A Chromebook updates much differently. While you’re working, it updates in the background. When there’s an update downloaded and ready to be installed, you see a little “Up” arrow in the corner of your screen. Click it, and click “Restart to Update”.

The boot time goes from 5 seconds to maybe 7 seconds. And then you’re back. Yes, it is that fast.


Windows machines are full of garbage. Macs are full of less garbage, but they still have garbage on it. It’s “simpler”, but I don’t need to use all the built-in apps like Garage Band or whatever. There are a lot of things on both machines that take up space, I don’t use, and can’t be removed. Even the ones that can still take up space, which is why the Mac uninstallation process is so cumbersome.

On a Chromebook, well, this is no longer an issue. The apps are simple, you can install or uninstall as you wish, and my list of apps isn’t cluttered with crap I don’t want.


Look, we all like “new”, right? We like the feeling of having the latest and greatest thing. Even though our phones work fine, we still upgrade them, even if we’re not proud of it.

My MacBook Air, after a couple years, was starting to “feel” old to me. It was zippy for the most part, and I don’t want updates-for-the-sake-of-updates, but it was a 3-year old design and model. The Chromebook, with its clean, colorful interface and touchscreen, felt like a huge upgrade.

Easily transfer to new machines

As I write this, Google’s latest string of announcements will be coming our way in a couple weeks. No doubt, there will be new Chromebooks announced there, and there already have been some that will be going on sale soon.

Let’s say I see one of those new ones and I think that I want to jump on that device. I could sell this Chromebook and go buy the new one.

But what about the hassle of transferring devices?

It… doesn’t exist with Chromebooks. With the exception of installing Crouton and Linux, I don’t have to DO anything. I can just log into the new device with my Google account, and all my files, all my apps and extensions, everything is automatically transferred over.

I don’t need to make a list of apps that I want to make sure I have downloaded and installed or anything. They’re already here.

Optimized for Google apps

Finally, this is important for those of you who use Google’s services as much as I do: the Chromebooks are built for them.

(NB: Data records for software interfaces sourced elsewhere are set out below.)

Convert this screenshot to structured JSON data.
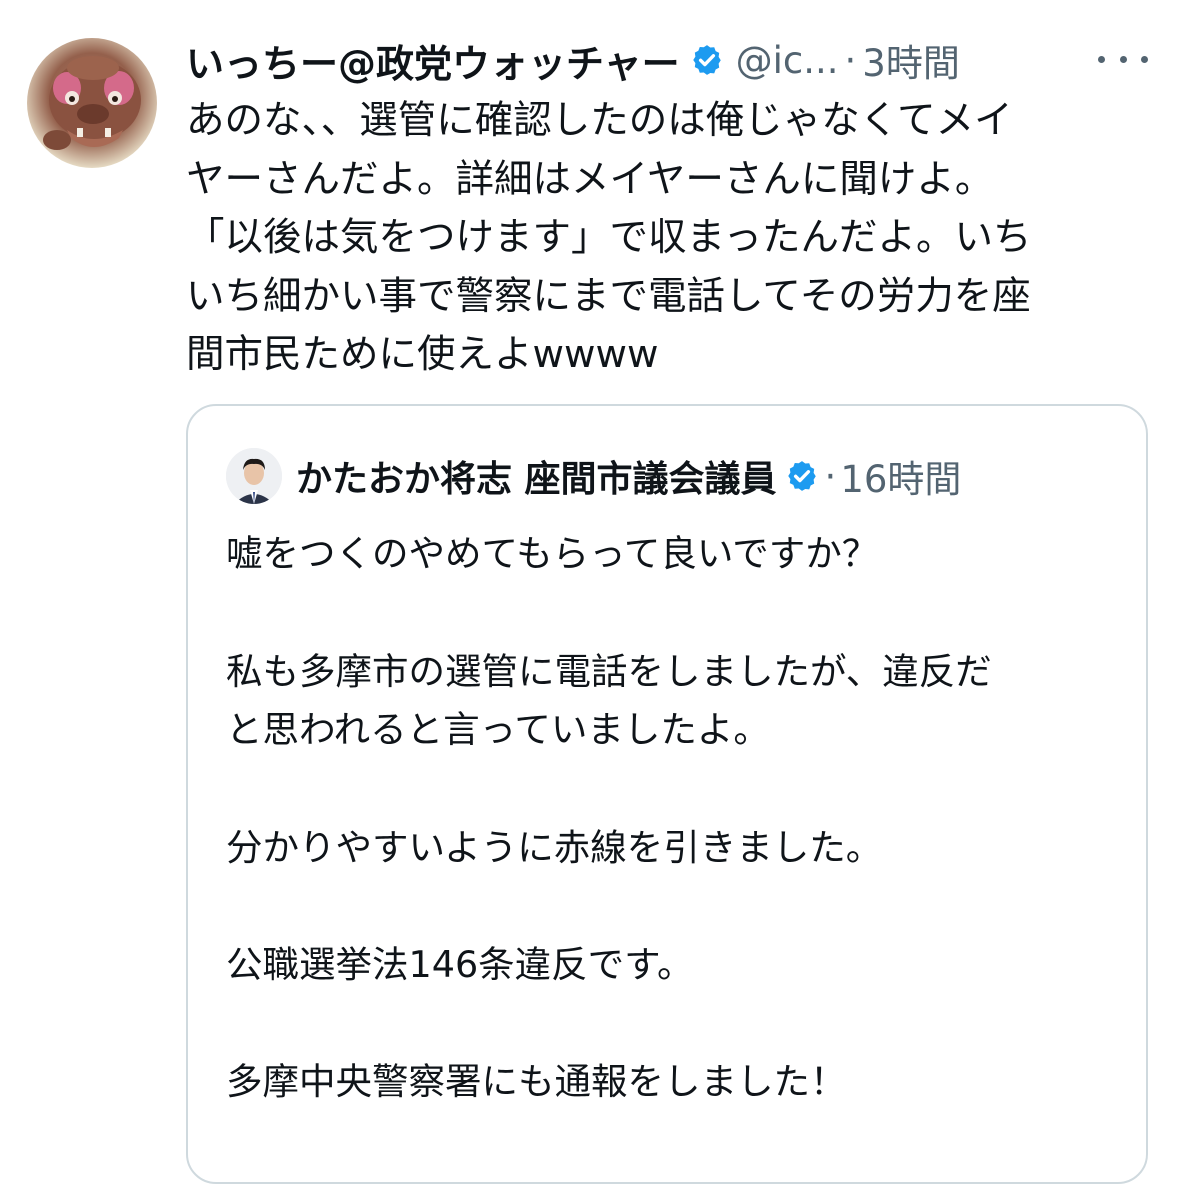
{
  "tweet": {
    "author_name": "いっちー@政党ウォッチャー",
    "handle": "@ic...",
    "dot": "·",
    "time": "3時間",
    "lines": [
      "あのな、、選管に確認したのは俺じゃなくてメイ",
      "ヤーさんだよ。詳細はメイヤーさんに聞けよ。",
      "「以後は気をつけます」で収まったんだよ。いち",
      "いち細かい事で警察にまで電話してその労力を座",
      "間市民ために使えよwwww"
    ]
  },
  "quote": {
    "author_name": "かたおか将志 座間市議会議員",
    "dot": "·",
    "time": "16時間",
    "lines": [
      "嘘をつくのやめてもらって良いですか？",
      "私も多摩市の選管に電話をしましたが、違反だ",
      "と思われると言っていましたよ。",
      "分かりやすいように赤線を引きました。",
      "公職選挙法146条違反です。",
      "多摩中央警察署にも通報をしました！"
    ]
  },
  "icons": {
    "verified": "verified-badge-icon",
    "more": "more-options-icon"
  },
  "colors": {
    "verified_blue": "#1d9bf0",
    "text_primary": "#0f1419",
    "text_secondary": "#536471",
    "border": "#cfd9de"
  }
}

I never bought into Mac’s ecosystem. I have an Android phone. I use Google Photos, Google Drive, Google Keep… and the Chrome OS is made for them. So they work great on this system. There is no lag, no struggle, and everything just “works”, as they say.

It’s not a surprise that Google would optimize their OS for the apps that they make. But it feels very intuitive, which means I can spend more time getting work done and less time trying to figure out how to get things to work, or how to set them up the way I want them.

Is it time to switch to Chromebook?


If you’re doing particularly intensive video editing, then you probably don’t want a Chromebook. But you can do pretty good video editing with WeVideo. And image editing? Sure, you probably want to stick with your current machine. But again, there are some pretty good options for you if you want to make the switch, like Pixlr or Photopea.

Chances are, if you’re considering it, you probably can make the switch and really enjoy it. The average user can. Google Docs is far ahead of where it was even a couple years ago. And most of my clients prefer to work in Docs anyways now.

But you have to answer that question for yourself. All I can say is, I was able to make the switch, and I have zero regrets. It’s great to be back in a Chromebook, and I intend to stay here.